A little while back, I asked my fellow CTC VISTAs what software tools they were using to get an idea about their nonprofit tool use. I received great feedback and took it all to create the CTC VISTA Tools Toolbox on Social Source Commons. After talking to a few VISTAs, I thought I’d share with our dear blog-reading community the tools that they’re taking advantage of. Whether it be helping the user, helping themselves or building community, CTC VISTAs are using software tools in increasingly innovative ways because we all know that, a lot of the time, working for a nonprofit means creating something out of practically nothing. Anyway, let’s check out what a few VISTAs are doing.
Helping the User
Mary Chant, Marketing & Web Strategist at MicroMentor in Portland, OR manages a website for her hometown of Vancouver, WA. First the Basics provides a comprehensive listing of food pantries in the area. Mary uses Google Maps as the backbone to the site, giving users an interactive map to work with rather than just text directions and a link. Because the goal of the website is to increase the access to food pantries for people in Vancouver, Google Maps contributes directly to that goal by significantly increasing the ease with which a person can find the food pantry locations.
Daryl Hall, Media Specialist at Homeless Prenatal Program in San Francisco, CA serves as a web developer, maintaining the HPP website. Because working for a nonprofit means wearing many hats, Daryl has to split his time among a variety of duties and as such, doesn’t have much time left over. To get around his tight time allotment without spending money, Daryl takes advantage of Notepad++, Firebug and the Web Developer Add-on for Firefox. They allow Daryl to find and work with a web site’s code quickly and easily, taking the guesswork out of evaluating a website’s code for an aspect he has never seen before. These tools allow Daryl to improve the website in order to make it more accessible for those coming to visit, increasing the website’s utility.
Helping Build Community
Morgan Sully, Community Manager at the National Alliance for Media, Arts and Culture (NAMAC) in San Francisco, CA has become the point person for all things web development at his organization. Self-taught, Morgan knows more than a thing or two about working with a Drupal-based website, but occasionally, he runs into a head-scratcher. However, like most nonprofits, NAMAC isn’t about to throw down consulting fees for every small problem, so Morgan finds solutions in the resources that he already has on hand. Using LinkedIn, Morgan is able to post technical questions on their “Answers” boards, getting exposure to a multitude of technical people in his network that would normally cost hundreds of dollars to consult.
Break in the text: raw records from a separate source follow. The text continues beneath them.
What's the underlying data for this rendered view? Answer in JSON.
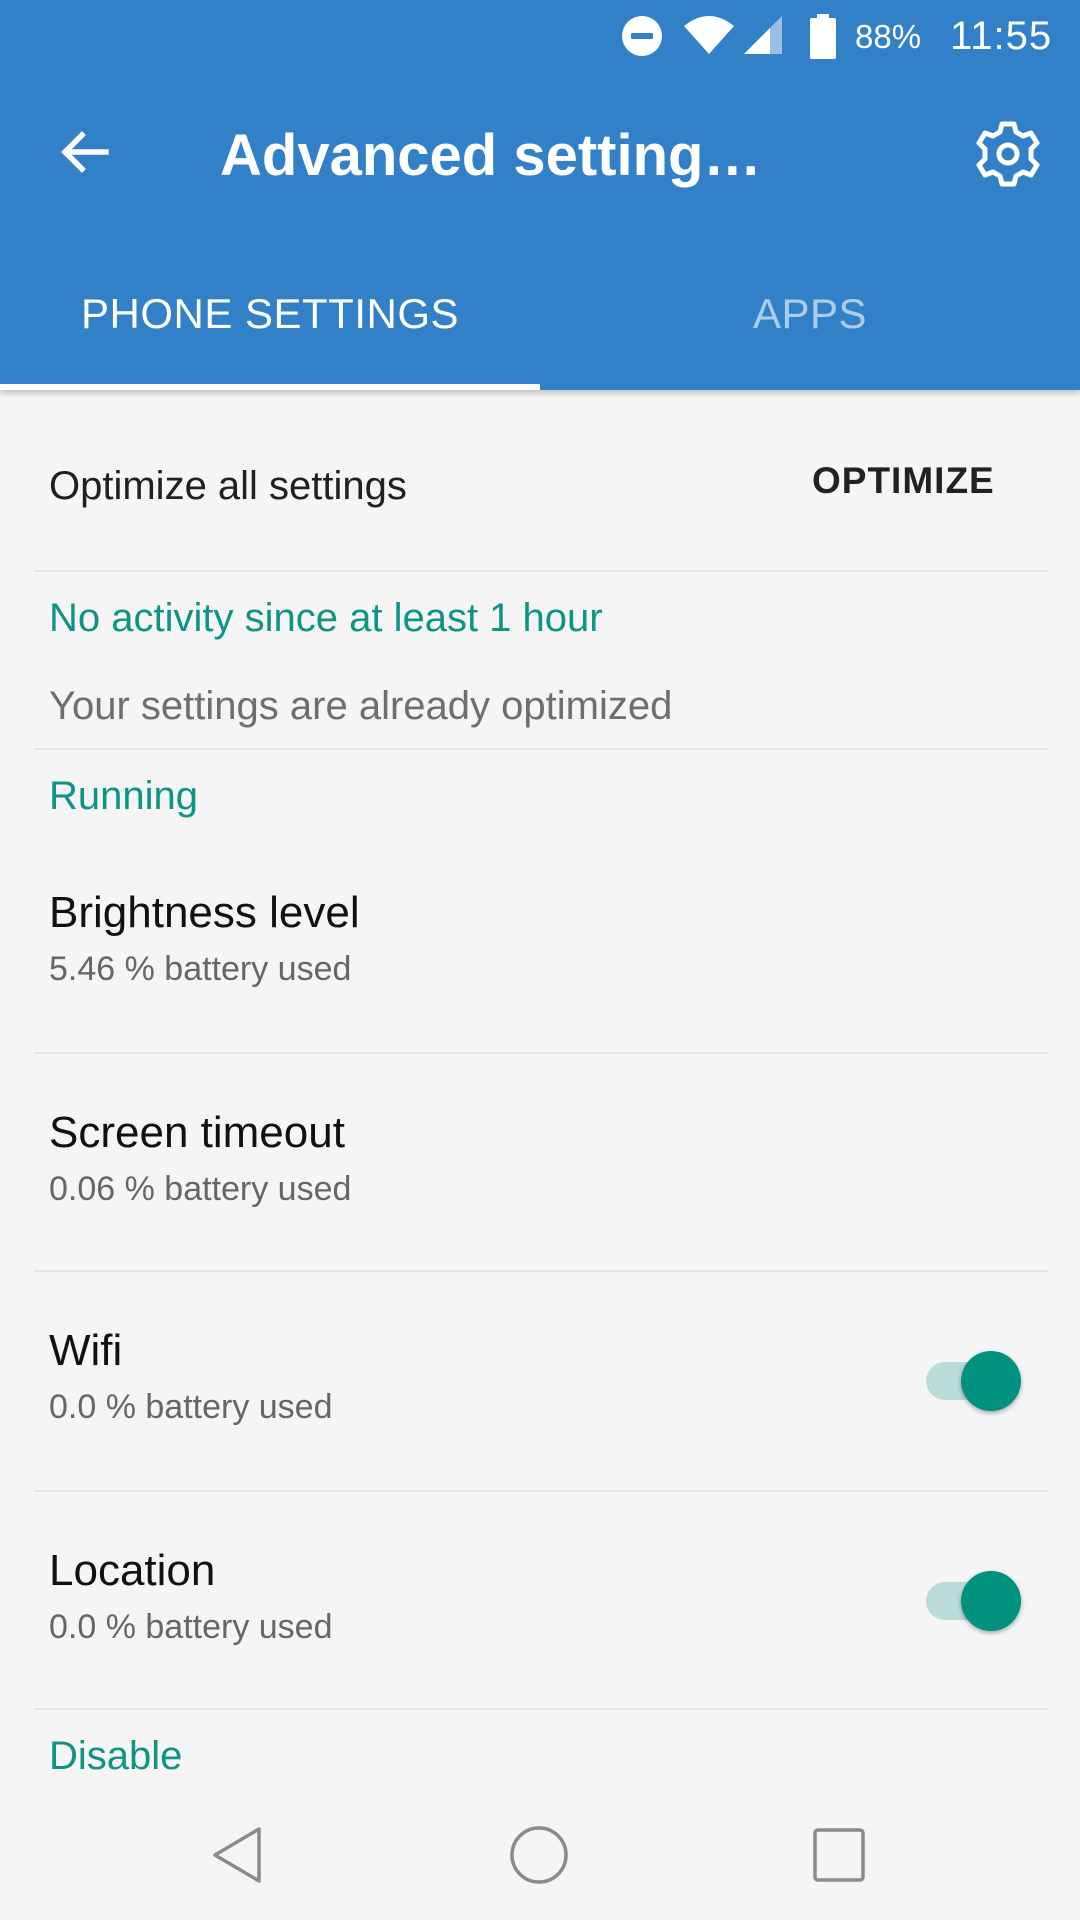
{
  "status_bar": {
    "battery_percent": "88%",
    "time": "11:55",
    "icons": [
      "do-not-disturb-icon",
      "wifi-icon",
      "cell-signal-icon",
      "battery-icon"
    ]
  },
  "app_bar": {
    "title": "Advanced setting…",
    "back_icon": "arrow-left-icon",
    "settings_icon": "gear-icon"
  },
  "tabs": [
    {
      "label": "PHONE SETTINGS",
      "selected": true
    },
    {
      "label": "APPS",
      "selected": false
    }
  ],
  "optimize_row": {
    "label": "Optimize all settings",
    "button_label": "OPTIMIZE"
  },
  "inactivity": {
    "header": "No activity since at least 1 hour",
    "summary": "Your settings are already optimized"
  },
  "running": {
    "header": "Running",
    "items": [
      {
        "title": "Brightness level",
        "subtitle": "5.46 % battery used",
        "has_toggle": false
      },
      {
        "title": "Screen timeout",
        "subtitle": "0.06 % battery used",
        "has_toggle": false
      },
      {
        "title": "Wifi",
        "subtitle": "0.0 % battery used",
        "has_toggle": true,
        "toggle_on": true
      },
      {
        "title": "Location",
        "subtitle": "0.0 % battery used",
        "has_toggle": true,
        "toggle_on": true
      }
    ]
  },
  "disable": {
    "header": "Disable"
  },
  "colors": {
    "primary": "#3280c8",
    "accent": "#0f9484",
    "background": "#f5f5f5"
  },
  "nav_bar": {
    "icons": [
      "nav-back-icon",
      "nav-home-icon",
      "nav-recents-icon"
    ]
  }
}
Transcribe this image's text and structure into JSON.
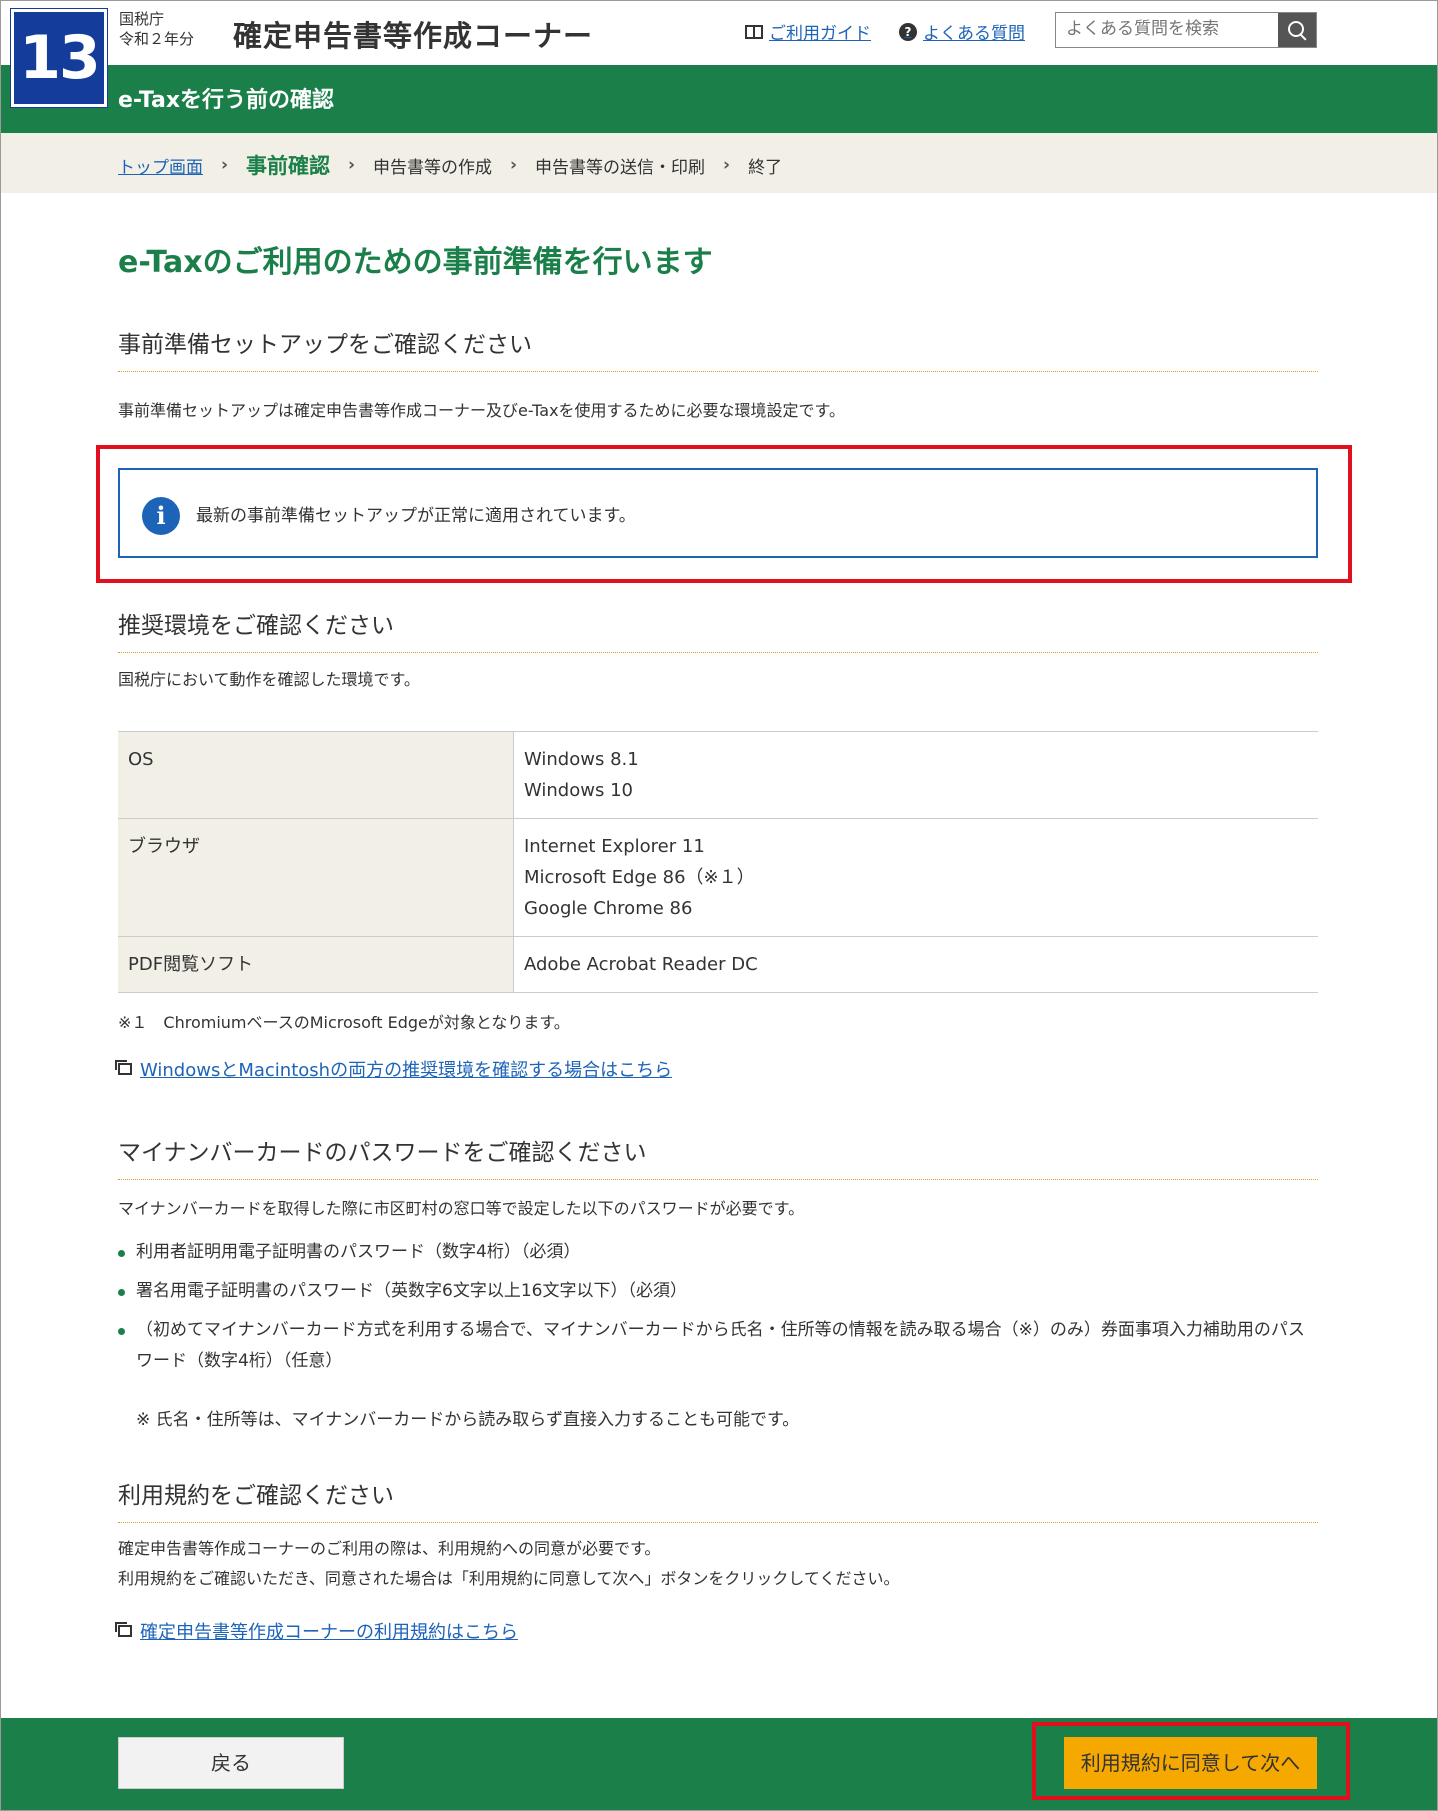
{
  "header": {
    "badge": "13",
    "agency": "国税庁",
    "year": "令和２年分",
    "title": "確定申告書等作成コーナー",
    "guide_link": "ご利用ガイド",
    "faq_link": "よくある質問",
    "search_placeholder": "よくある質問を検索"
  },
  "section_bar": {
    "title": "e-Taxを行う前の確認"
  },
  "breadcrumb": {
    "items": [
      "トップ画面",
      "事前確認",
      "申告書等の作成",
      "申告書等の送信・印刷",
      "終了"
    ]
  },
  "main": {
    "heading": "e-Taxのご利用のための事前準備を行います",
    "setup": {
      "heading": "事前準備セットアップをご確認ください",
      "description": "事前準備セットアップは確定申告書等作成コーナー及びe-Taxを使用するために必要な環境設定です。",
      "info_message": "最新の事前準備セットアップが正常に適用されています。"
    },
    "env": {
      "heading": "推奨環境をご確認ください",
      "description": "国税庁において動作を確認した環境です。",
      "rows": [
        {
          "key": "OS",
          "values": [
            "Windows 8.1",
            "Windows 10"
          ]
        },
        {
          "key": "ブラウザ",
          "values": [
            "Internet Explorer 11",
            "Microsoft Edge 86（※１）",
            "Google Chrome 86"
          ]
        },
        {
          "key": "PDF閲覧ソフト",
          "values": [
            "Adobe Acrobat Reader DC"
          ]
        }
      ],
      "footnote": "※１　ChromiumベースのMicrosoft Edgeが対象となります。",
      "link": "WindowsとMacintoshの両方の推奨環境を確認する場合はこちら"
    },
    "mynumber": {
      "heading": "マイナンバーカードのパスワードをご確認ください",
      "description": "マイナンバーカードを取得した際に市区町村の窓口等で設定した以下のパスワードが必要です。",
      "bullets": [
        "利用者証明用電子証明書のパスワード（数字4桁）（必須）",
        "署名用電子証明書のパスワード（英数字6文字以上16文字以下）（必須）",
        "（初めてマイナンバーカード方式を利用する場合で、マイナンバーカードから氏名・住所等の情報を読み取る場合（※）のみ）券面事項入力補助用のパスワード（数字4桁）（任意）"
      ],
      "note": "※ 氏名・住所等は、マイナンバーカードから読み取らず直接入力することも可能です。"
    },
    "terms": {
      "heading": "利用規約をご確認ください",
      "line1": "確定申告書等作成コーナーのご利用の際は、利用規約への同意が必要です。",
      "line2": "利用規約をご確認いただき、同意された場合は「利用規約に同意して次へ」ボタンをクリックしてください。",
      "link": "確定申告書等作成コーナーの利用規約はこちら"
    }
  },
  "footer": {
    "back_label": "戻る",
    "next_label": "利用規約に同意して次へ"
  },
  "colors": {
    "brand_green": "#1b7f4a",
    "badge_blue": "#143c9b",
    "link_blue": "#1d64b8",
    "highlight_red": "#e0101e",
    "button_orange": "#f5a800"
  }
}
This allows Morgan to not only solve his problem, but builds community with other professionals in his field and improves his own knowledge base for problems later on.
Another way in which Morgan keeps up with community is by using the Drupal Feed API. It allows him to aggregate many RSS Feeds from NAMAC member organizations into the NAMAC site itself, in effect, allowing the different organizations to automate sending the latest information from their website into their NAMAC organization profile without them (or Morgan) having to do anything. This ‘offloads’ valuable org staff time cross-posting their important causes to multiple sites. NAMAC’s website then becomes a rich resource of the latest content from a variety of member organizations – all the while saving NAMAC members (and Morgan) hours of busy work.
CTC VISTAs take advantage of their software tools, anyway that they can, because we all know that working at a nonprofit it a lot more than sticking to your job description. It’s all about innovation, improvisation and taking advantage of the resources available to make something great. Check out the other tools in our CTC VISTA Tools Toolbox on SSC, a small sampling of the many software tools that CTC VISTAs are using all over the country.